Right person – Right message – Right time
Reaching the right person with the right message at the right time has long been the holy grail of marketing. The technology and data is tantalizingly close, and yet context and intent remain elusive. Personalized marketing is still wasted if it hits the wrong context and intent.
Here’s how Google framed the opportunity recently:
“Every day, three billion people around the world have dozens of moments that matter to them and their lives. These moments create billions of ‘signals’, which not only include context e.g. where someone is, what device they are using or the time of day, but also intent: what someone wants or needs at that moment.
“This combination of context and intent-driven signals is a goldmine for marketers, providing more opportunities to be relevant and connect with consumers in more meaningful ways than ever before.”
The Solution to Avoiding These Pitfalls
While some of these segmentation methods can be a nice jumping-off point, there are two approaches that have been proven to add much greater business value. They are called behavioral and attitudinal, or psychographic, segmentation.
Behavioral segmentation buckets customers based on how they act. What are they doing on your website? What devices are they using? When are they engaging with your brand? Did they start a checkout flow for a subscription?
In the past it was hard to collect this data, but now it is incredibly easy! There are hundreds of software vendors out there that empower you to track the behavior of your audience and customers. And data science is so powerful now, that to build a predictive model (e.g., who is likely to buy/renew/upgrade based on their actions) costs a fraction of what it did even just five years ago.
With our publishing clients, we’ve seen anywhere from a 2-5X increase in online conversion rates when predictive models, based on behavioral segmentation, are deployed to deliver the right offer to the right person at the right time. It’s like free money. You already have the data, why not put it to use in acquisition, retention, and upselling efforts?
As for attitudinal segments, this is hands-down the most powerful segmentation method. It allows you to really understand the emotional reasons behind why someone buys or takes any other action with your business, and it leads to substantial business results. We’ve seen over 10X increase in leads, 70% decrease in customer acquisition costs, and 50% reduction in sales cycle time when attitudinal segments are put into play.
The historical problem with attitudinal segments was they were not very actionable. You could learn from market research that the “highly-technical, analytical mind” was the best target for your publication or membership, but it would be relatively hard to know if someone coming to your website fit that mindset, unless you somehow asked them point-blank.
Based on the types of content your audience is consuming, you can put them into attitudinal segments. That makes this segmentation method extremely actionable. As content creators, you’re sitting on a veritable gold mine.
In an ideal world you can have a multidimensional segmentation that incorporates variables across demographics, geography, behaviors, and attitudes. That’s where the real magic happens.
How to Activate a Segmentation Once You Have One
All this is intellectually stimulating, but so what? Now that you have robust segments, how do you actually make money on them?
The key is to quantify the value of each of your segments, then build a unique go-to-market strategy for each of your three to five highest-value segments.
Such a plan should include:
- Acquisition efforts.

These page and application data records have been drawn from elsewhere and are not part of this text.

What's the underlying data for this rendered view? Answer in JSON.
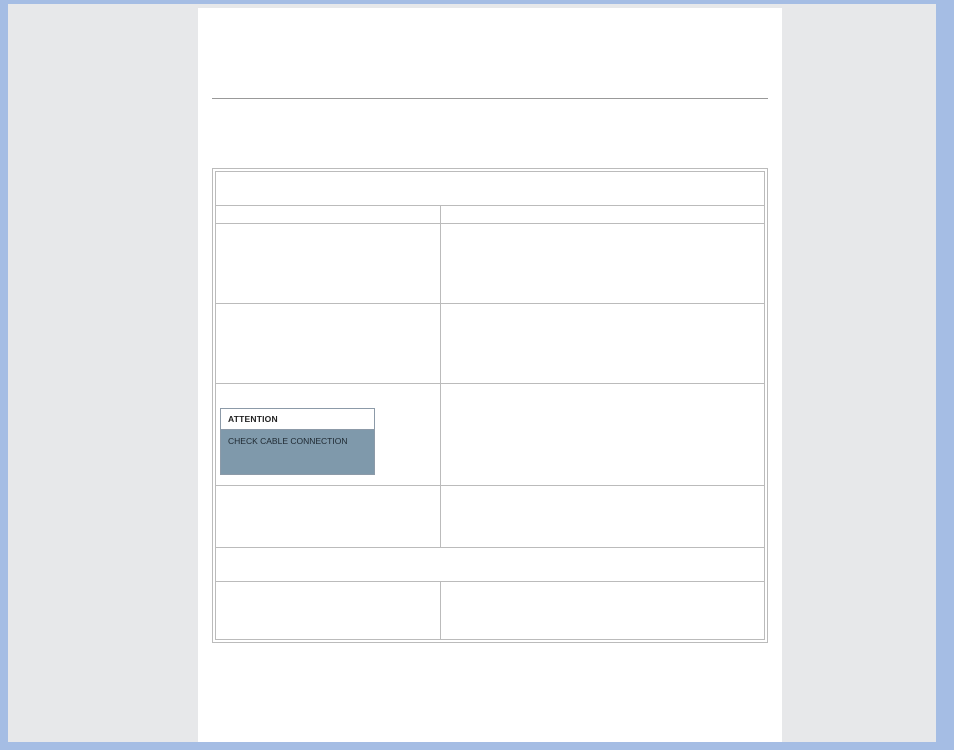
{
  "osd": {
    "title": "ATTENTION",
    "message": "CHECK CABLE CONNECTION"
  }
}
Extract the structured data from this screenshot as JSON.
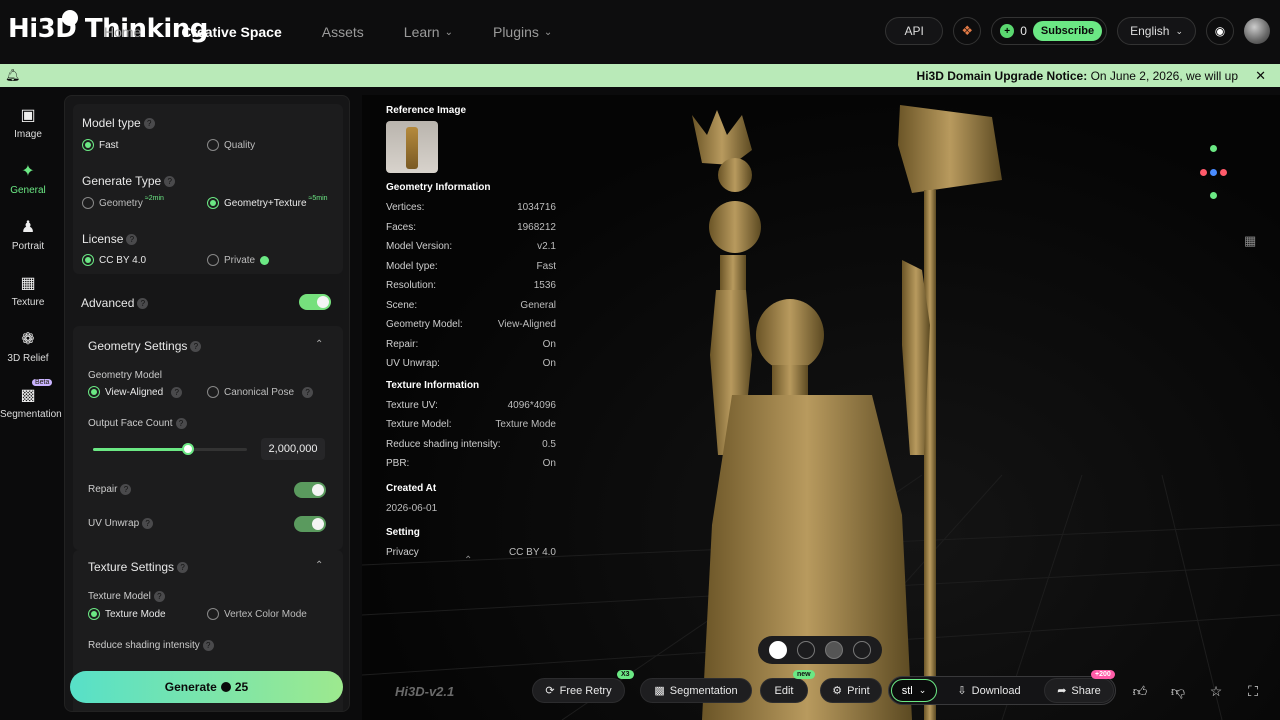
{
  "brand": {
    "logo_text": "Hi3D Thinking"
  },
  "nav": {
    "items": [
      {
        "label": "Home",
        "active": false,
        "dropdown": false
      },
      {
        "label": "Creative Space",
        "active": true,
        "dropdown": false
      },
      {
        "label": "Assets",
        "active": false,
        "dropdown": false
      },
      {
        "label": "Learn",
        "active": false,
        "dropdown": true
      },
      {
        "label": "Plugins",
        "active": false,
        "dropdown": true
      }
    ]
  },
  "top_right": {
    "api_label": "API",
    "credits": "0",
    "subscribe_label": "Subscribe",
    "language": "English"
  },
  "notice": {
    "title": "Hi3D Domain Upgrade Notice:",
    "text": "On June 2, 2026, we will up"
  },
  "left_nav": [
    {
      "label": "Image",
      "icon": "image-plus-icon"
    },
    {
      "label": "General",
      "icon": "sparkle-icon",
      "active": true
    },
    {
      "label": "Portrait",
      "icon": "portrait-icon"
    },
    {
      "label": "Texture",
      "icon": "texture-icon"
    },
    {
      "label": "3D Relief",
      "icon": "relief-icon"
    },
    {
      "label": "Segmentation",
      "icon": "segmentation-icon",
      "badge": "Beta"
    }
  ],
  "settings": {
    "model_type": {
      "label": "Model type",
      "options": [
        "Fast",
        "Quality"
      ],
      "selected": "Fast"
    },
    "generate_type": {
      "label": "Generate Type",
      "options": [
        "Geometry",
        "Geometry+Texture"
      ],
      "tags": [
        "≈2min",
        "≈5min"
      ],
      "selected": "Geometry+Texture"
    },
    "license": {
      "label": "License",
      "options": [
        "CC BY 4.0",
        "Private"
      ],
      "selected": "CC BY 4.0"
    },
    "advanced": {
      "label": "Advanced",
      "on": true
    },
    "geometry": {
      "title": "Geometry Settings",
      "model_label": "Geometry Model",
      "model_options": [
        "View-Aligned",
        "Canonical Pose"
      ],
      "model_selected": "View-Aligned",
      "face_count_label": "Output Face Count",
      "face_count": "2,000,000",
      "face_count_fraction": 0.62,
      "repair_label": "Repair",
      "repair_on": true,
      "uv_label": "UV Unwrap",
      "uv_on": true
    },
    "texture": {
      "title": "Texture Settings",
      "model_label": "Texture Model",
      "model_options": [
        "Texture Mode",
        "Vertex Color Mode"
      ],
      "model_selected": "Texture Mode",
      "shading_label": "Reduce shading intensity"
    },
    "generate": {
      "label": "Generate",
      "cost": "25"
    }
  },
  "info": {
    "reference_label": "Reference Image",
    "geometry_title": "Geometry Information",
    "geometry_rows": [
      {
        "k": "Vertices:",
        "v": "1034716"
      },
      {
        "k": "Faces:",
        "v": "1968212"
      },
      {
        "k": "Model Version:",
        "v": "v2.1"
      },
      {
        "k": "Model type:",
        "v": "Fast"
      },
      {
        "k": "Resolution:",
        "v": "1536"
      },
      {
        "k": "Scene:",
        "v": "General"
      },
      {
        "k": "Geometry Model:",
        "v": "View-Aligned"
      },
      {
        "k": "Repair:",
        "v": "On"
      },
      {
        "k": "UV Unwrap:",
        "v": "On"
      }
    ],
    "texture_title": "Texture Information",
    "texture_rows": [
      {
        "k": "Texture UV:",
        "v": "4096*4096"
      },
      {
        "k": "Texture Model:",
        "v": "Texture Mode"
      },
      {
        "k": "Reduce shading intensity:",
        "v": "0.5"
      },
      {
        "k": "PBR:",
        "v": "On"
      }
    ],
    "created_title": "Created At",
    "created_value": "2026-06-01",
    "setting_title": "Setting",
    "setting_rows": [
      {
        "k": "Privacy",
        "v": "CC BY 4.0"
      }
    ]
  },
  "viewer": {
    "watermark": "Hi3D-v2.1",
    "actions": {
      "free_retry": "Free Retry",
      "free_retry_badge": "X3",
      "segmentation": "Segmentation",
      "edit": "Edit",
      "edit_badge": "new",
      "print": "Print",
      "format": "stl",
      "download": "Download",
      "share": "Share",
      "share_badge": "+200"
    }
  }
}
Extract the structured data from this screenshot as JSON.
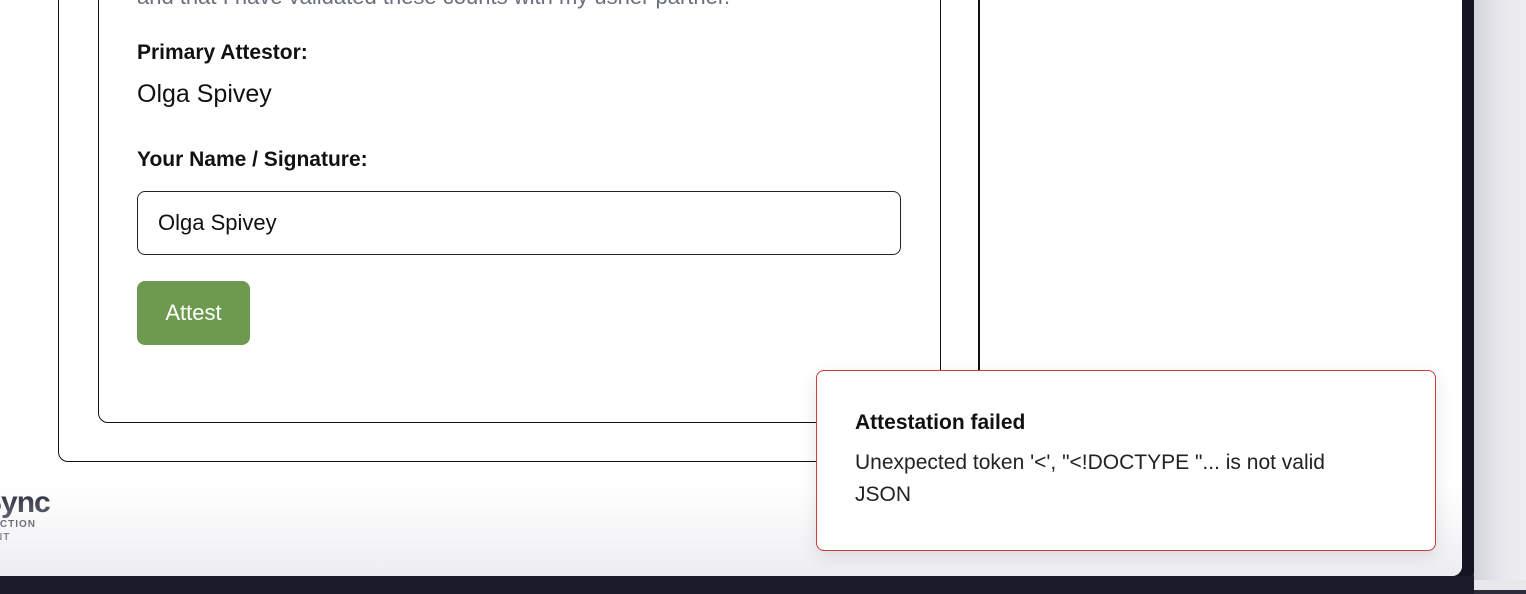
{
  "form": {
    "cut_off_text": "and that I have validated these counts with my usher partner.",
    "primary_attestor_label": "Primary Attestor:",
    "primary_attestor_value": "Olga Spivey",
    "signature_label": "Your Name / Signature:",
    "signature_value": "Olga Spivey",
    "attest_button": "Attest"
  },
  "logo": {
    "main": "Sync",
    "sub1": "LLECTION",
    "sub2": "MENT"
  },
  "toast": {
    "title": "Attestation failed",
    "message": "Unexpected token '<', \"<!DOCTYPE \"... is not valid JSON",
    "border_color": "#d13a3a"
  },
  "colors": {
    "attest_button": "#6d9a4e",
    "frame_dark": "#141522"
  }
}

What lead magnets are most relevant? What media channels are most efficient?
- Lead-nurturing efforts. What content is most relevant to the segment? How can you best “show not tell” your value proposition by giving prospects a taste of what you have to offer without being overly “salesy?”
- Conversion. What introductory offer makes the most sense? When is the best time to make that offer?
- Retention. What does the experience need to look like to delight this segment based on their unique needs and wants, both emotionally and tangibly?
- Upsell. What else can you offer the segment that solves a real pain point for them?
With budgets being even tighter these days, there is no room for ‘guessing’. Let Bullseye Marketing take the guess-work out of the equation.
B – Relevant / B – Engaged / B – Connected